NEACE, Erika R.1, NANCE, R. Damian1, BRAID, James A.2, MURPHY, J. Brendan2, DUPUIS, Nicolle2 and SHAIL, Robin K.3, (1)Department of Geological Sciences, Ohio University, Athens, OH 45701, (2)Department of Earth Sciences, St. Francis Xavier University, Antigonish, NS B2G 2W5, Canada, (3)Camborne School of Mines, School of Geography, Archaeology and Earth Resources, Exeter University, Cornwall Campus, Penryn, TR10 9EZ, United Kingdom,

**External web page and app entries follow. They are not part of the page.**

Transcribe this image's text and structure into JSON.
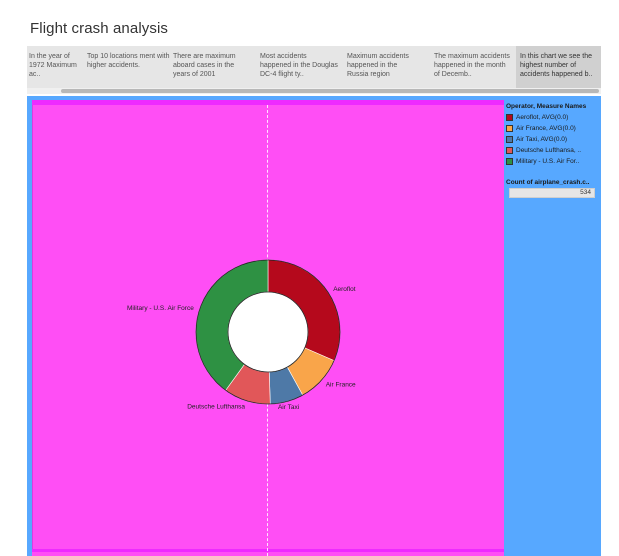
{
  "page": {
    "title": "Flight crash analysis"
  },
  "story": {
    "tabs": [
      {
        "text": "In the year of 1972 Maximum ac..",
        "active": false
      },
      {
        "text": "Top 10 locations  ment with higher accidents.",
        "active": false
      },
      {
        "text": "There are maximum aboard cases in the years of 2001",
        "active": false
      },
      {
        "text": "Most accidents happened in the Douglas DC-4 flight ty..",
        "active": false
      },
      {
        "text": "Maximum accidents happened  in the Russia region",
        "active": false
      },
      {
        "text": "The maximum accidents happened in the month of Decemb..",
        "active": false
      },
      {
        "text": "In this chart we see the highest number of accidents happened b..",
        "active": true
      }
    ]
  },
  "colors": {
    "plot_background": "#ff4ef5",
    "dashboard_background": "#57a8ff"
  },
  "legend": {
    "title": "Operator, Measure Names",
    "items": [
      {
        "label": "Aeroflot, AVG(0.0)",
        "color": "#b5091c"
      },
      {
        "label": "Air France, AVG(0.0)",
        "color": "#f9a54a"
      },
      {
        "label": "Air Taxi, AVG(0.0)",
        "color": "#4e79a7"
      },
      {
        "label": "Deutsche Lufthansa, ..",
        "color": "#e15759"
      },
      {
        "label": "Military - U.S. Air For..",
        "color": "#2e9143"
      }
    ]
  },
  "count_filter": {
    "title": "Count of airplane_crash.c..",
    "value": "534"
  },
  "chart_data": {
    "type": "pie",
    "donut": true,
    "categories": [
      "Aeroflot",
      "Air France",
      "Air Taxi",
      "Deutsche Lufthansa",
      "Military - U.S. Air Force"
    ],
    "values": [
      31.5,
      10.5,
      7.5,
      10.5,
      40
    ],
    "colors": [
      "#b5091c",
      "#f9a54a",
      "#4e79a7",
      "#e15759",
      "#2e9143"
    ]
  }
}
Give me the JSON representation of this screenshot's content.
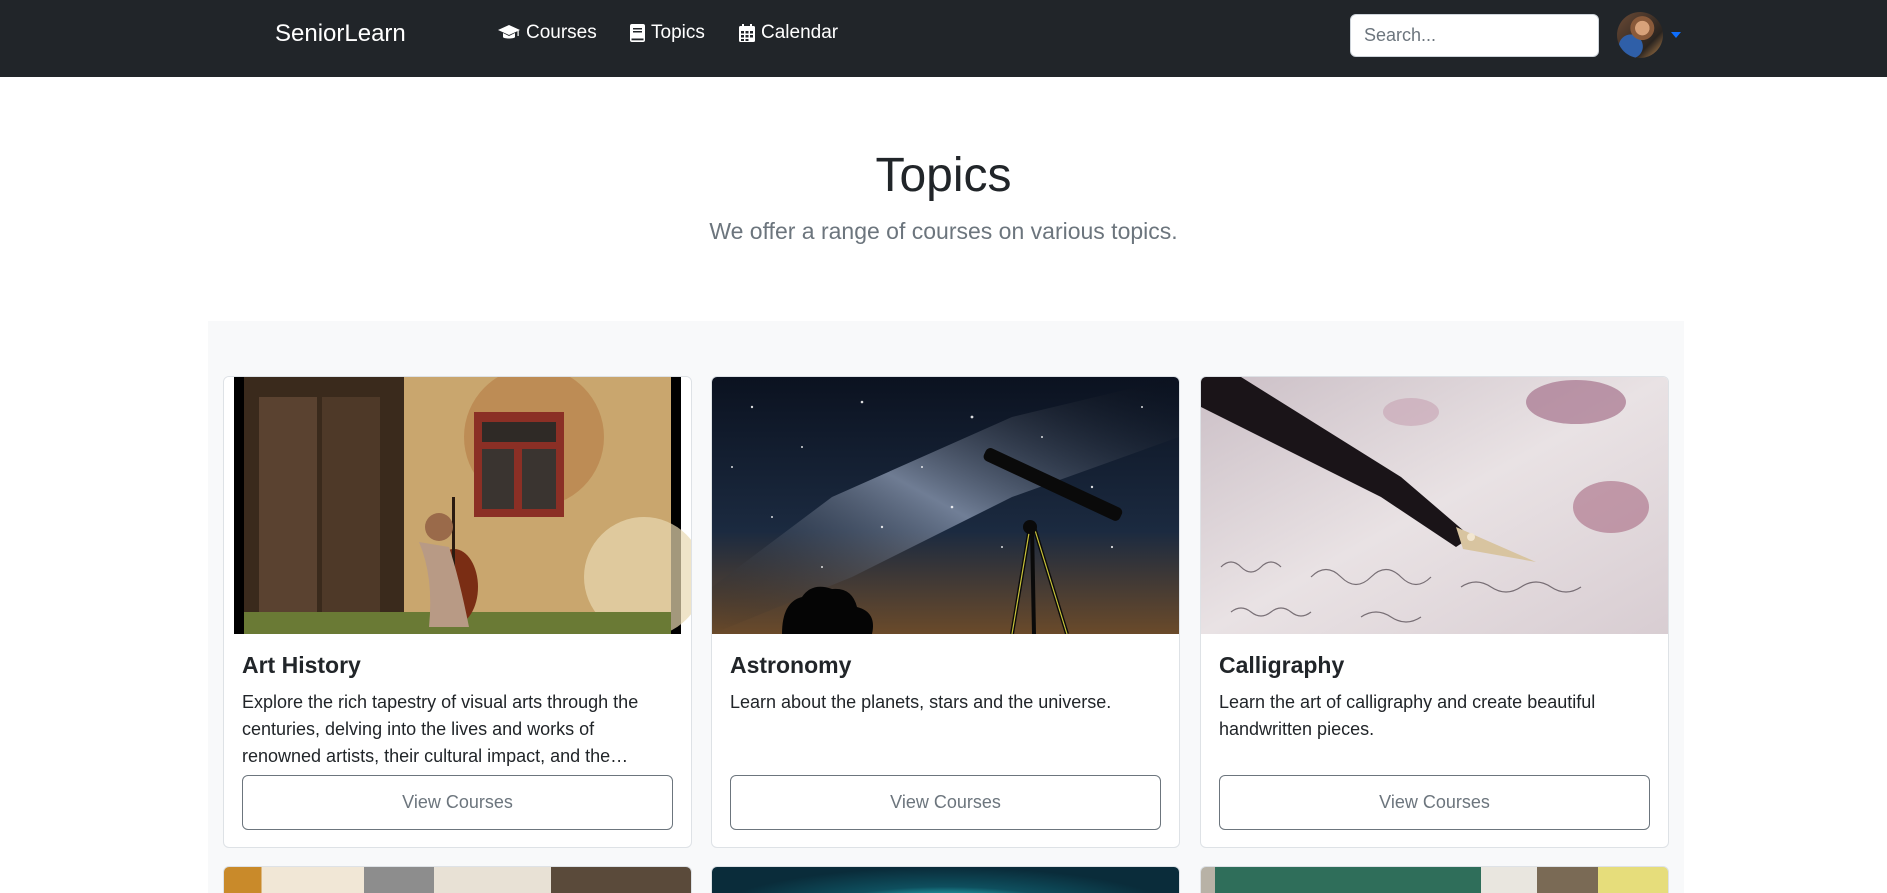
{
  "navbar": {
    "brand": "SeniorLearn",
    "links": [
      {
        "label": "Courses",
        "icon": "graduation-cap-icon"
      },
      {
        "label": "Topics",
        "icon": "book-icon"
      },
      {
        "label": "Calendar",
        "icon": "calendar-icon"
      }
    ],
    "search_placeholder": "Search...",
    "accent": "#0d6efd",
    "background": "#212529"
  },
  "header": {
    "title": "Topics",
    "subtitle": "We offer a range of courses on various topics."
  },
  "topics": [
    {
      "title": "Art History",
      "description": "Explore the rich tapestry of visual arts through the centuries, delving into the lives and works of renowned artists, their cultural impact, and the…",
      "button": "View Courses"
    },
    {
      "title": "Astronomy",
      "description": "Learn about the planets, stars and the universe.",
      "button": "View Courses"
    },
    {
      "title": "Calligraphy",
      "description": "Learn the art of calligraphy and create beautiful handwritten pieces.",
      "button": "View Courses"
    }
  ]
}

The Meguma terrane of southern Nova Scotia, Canada, is the only major lithotectonic element of the northern Appalachian orogen that has no clear correlatives elsewhere in the Appalachians and lacks firm linkages to the Caledonide and Variscan orogens of western and southern Europe. This is in contrast with its immediate peri-Gondwanan neighbor, Avalonia, which shows similarities to portions of Carolinia in the southern Appalachians and has been traced from the Rhenohercynian Zone of southern Britain eastward around the Bohemian Massif to the South Carpathians and western Pontides. At issue is the tendency in Europe to assign all peri-Gondwanan terranes (like Meguma) lying north of the Rheic suture to Avalonia, characterized by relatively juvenile basement and detrital zircon ages that include Mesoproterozoic populations, and those to the south of the suture to Cadomia, characterized by a more evolved basement and detrital zircons with ages that match Paleoproterozoic and older sources in the West African craton.

But while the unexposed basements of Avalonia and Meguma are thought to be isotopically similar, the Meguma sedimentary cover contains scarce Mesoproterozoic zircons. Hence, felsic magmas produced by crustal melting in the Meguma terrane (e.g. the ~370 Ma South Mountain Batholith) are isotopically more juvenile (εNd = -5 to -1, TDM = 1.3 Ga) than the rocks they intrude (εNd -12 to -7, TDM = 1.7 Ga) – a distinctive relationship also recognized for the Sierra Norte Batholith (~330 Ma; εNd = +1 to -3, TDM = 0.9–1.2 Ga) and its Late Devonian host rocks (εNd = –5 to –11) in southern Spain, where it has been used to suggest the possible presence of Meguma basement beneath the South Portuguese Zone. Available data for the Cornubian batholith of SW England (~270-290 Ma; εNd = -5 to -7, TDM = 1.3–1.8 Ga) and the Devonian metasediments it intrudes (εNd = –8 to –11) suggests this may also be true of that part of southern Britain (Rhenohercynian Zone) with which the South Portuguese Zone is traditionally correlated.